*** Opening of MATERIAL PROVIDED ***
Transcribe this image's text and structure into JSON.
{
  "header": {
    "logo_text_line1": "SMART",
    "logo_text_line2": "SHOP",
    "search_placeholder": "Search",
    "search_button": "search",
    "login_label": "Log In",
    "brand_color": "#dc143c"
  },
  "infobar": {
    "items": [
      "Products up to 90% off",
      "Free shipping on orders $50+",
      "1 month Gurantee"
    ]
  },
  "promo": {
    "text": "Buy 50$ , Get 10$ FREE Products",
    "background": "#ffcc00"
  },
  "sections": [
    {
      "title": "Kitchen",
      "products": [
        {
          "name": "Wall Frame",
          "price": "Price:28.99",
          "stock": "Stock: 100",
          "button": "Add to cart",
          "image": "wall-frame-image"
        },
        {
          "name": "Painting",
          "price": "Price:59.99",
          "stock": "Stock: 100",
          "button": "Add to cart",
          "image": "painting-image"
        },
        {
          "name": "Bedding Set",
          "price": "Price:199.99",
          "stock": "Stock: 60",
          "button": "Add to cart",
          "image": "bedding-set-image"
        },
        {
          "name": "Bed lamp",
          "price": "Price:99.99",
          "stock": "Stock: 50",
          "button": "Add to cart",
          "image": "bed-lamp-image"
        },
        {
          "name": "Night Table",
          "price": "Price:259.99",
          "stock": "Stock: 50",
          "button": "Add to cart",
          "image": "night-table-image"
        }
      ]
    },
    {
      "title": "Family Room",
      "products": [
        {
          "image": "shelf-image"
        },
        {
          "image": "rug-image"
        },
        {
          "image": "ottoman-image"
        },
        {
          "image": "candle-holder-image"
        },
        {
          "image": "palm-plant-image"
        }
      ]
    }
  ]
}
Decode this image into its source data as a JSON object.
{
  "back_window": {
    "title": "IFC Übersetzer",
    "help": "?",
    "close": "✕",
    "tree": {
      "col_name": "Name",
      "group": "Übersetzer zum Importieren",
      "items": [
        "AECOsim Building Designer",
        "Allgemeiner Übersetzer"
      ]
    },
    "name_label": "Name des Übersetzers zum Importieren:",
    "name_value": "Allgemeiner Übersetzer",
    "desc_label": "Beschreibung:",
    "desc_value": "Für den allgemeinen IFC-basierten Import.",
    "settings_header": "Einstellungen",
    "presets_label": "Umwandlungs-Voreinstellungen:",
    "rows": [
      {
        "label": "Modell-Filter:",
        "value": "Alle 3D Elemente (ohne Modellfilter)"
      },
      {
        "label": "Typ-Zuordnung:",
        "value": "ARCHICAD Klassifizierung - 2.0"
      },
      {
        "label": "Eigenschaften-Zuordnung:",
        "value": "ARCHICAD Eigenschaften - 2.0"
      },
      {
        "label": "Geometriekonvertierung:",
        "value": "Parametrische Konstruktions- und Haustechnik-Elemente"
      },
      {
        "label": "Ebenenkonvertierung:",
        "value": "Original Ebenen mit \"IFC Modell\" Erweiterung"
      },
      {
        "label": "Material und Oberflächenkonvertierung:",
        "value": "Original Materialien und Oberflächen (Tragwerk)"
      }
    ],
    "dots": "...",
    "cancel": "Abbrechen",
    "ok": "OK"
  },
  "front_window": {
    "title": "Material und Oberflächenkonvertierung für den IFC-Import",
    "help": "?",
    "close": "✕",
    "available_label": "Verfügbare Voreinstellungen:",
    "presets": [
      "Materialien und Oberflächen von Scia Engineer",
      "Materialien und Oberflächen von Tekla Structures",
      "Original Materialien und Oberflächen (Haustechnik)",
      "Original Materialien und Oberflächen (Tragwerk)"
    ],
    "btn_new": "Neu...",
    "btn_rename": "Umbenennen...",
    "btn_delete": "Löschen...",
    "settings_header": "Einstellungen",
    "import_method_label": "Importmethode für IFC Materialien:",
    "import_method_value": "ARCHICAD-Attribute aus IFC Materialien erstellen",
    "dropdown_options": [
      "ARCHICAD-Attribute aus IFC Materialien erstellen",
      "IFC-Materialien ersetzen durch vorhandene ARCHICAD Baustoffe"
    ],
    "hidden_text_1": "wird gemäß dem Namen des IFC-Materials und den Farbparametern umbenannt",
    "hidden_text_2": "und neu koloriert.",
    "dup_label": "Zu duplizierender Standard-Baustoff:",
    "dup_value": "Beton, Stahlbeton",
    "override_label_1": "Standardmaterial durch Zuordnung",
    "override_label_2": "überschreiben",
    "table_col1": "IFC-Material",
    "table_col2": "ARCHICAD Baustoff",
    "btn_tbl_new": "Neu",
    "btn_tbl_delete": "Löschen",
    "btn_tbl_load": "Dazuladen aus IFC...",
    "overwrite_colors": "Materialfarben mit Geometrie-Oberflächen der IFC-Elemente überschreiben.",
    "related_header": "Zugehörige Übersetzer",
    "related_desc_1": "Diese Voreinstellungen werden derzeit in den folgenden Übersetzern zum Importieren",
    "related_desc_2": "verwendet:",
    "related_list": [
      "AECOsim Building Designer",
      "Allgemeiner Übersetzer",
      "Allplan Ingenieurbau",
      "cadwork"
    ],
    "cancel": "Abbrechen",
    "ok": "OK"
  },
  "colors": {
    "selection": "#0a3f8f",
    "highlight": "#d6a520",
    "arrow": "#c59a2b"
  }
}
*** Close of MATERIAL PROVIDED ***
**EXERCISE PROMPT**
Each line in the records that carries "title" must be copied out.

**TASK RESPONSE**
      "title": "Kitchen",
      "title": "Family Room",
    "title": "IFC Übersetzer",
    "title": "Material und Oberflächenkonvertierung für den IFC-Import",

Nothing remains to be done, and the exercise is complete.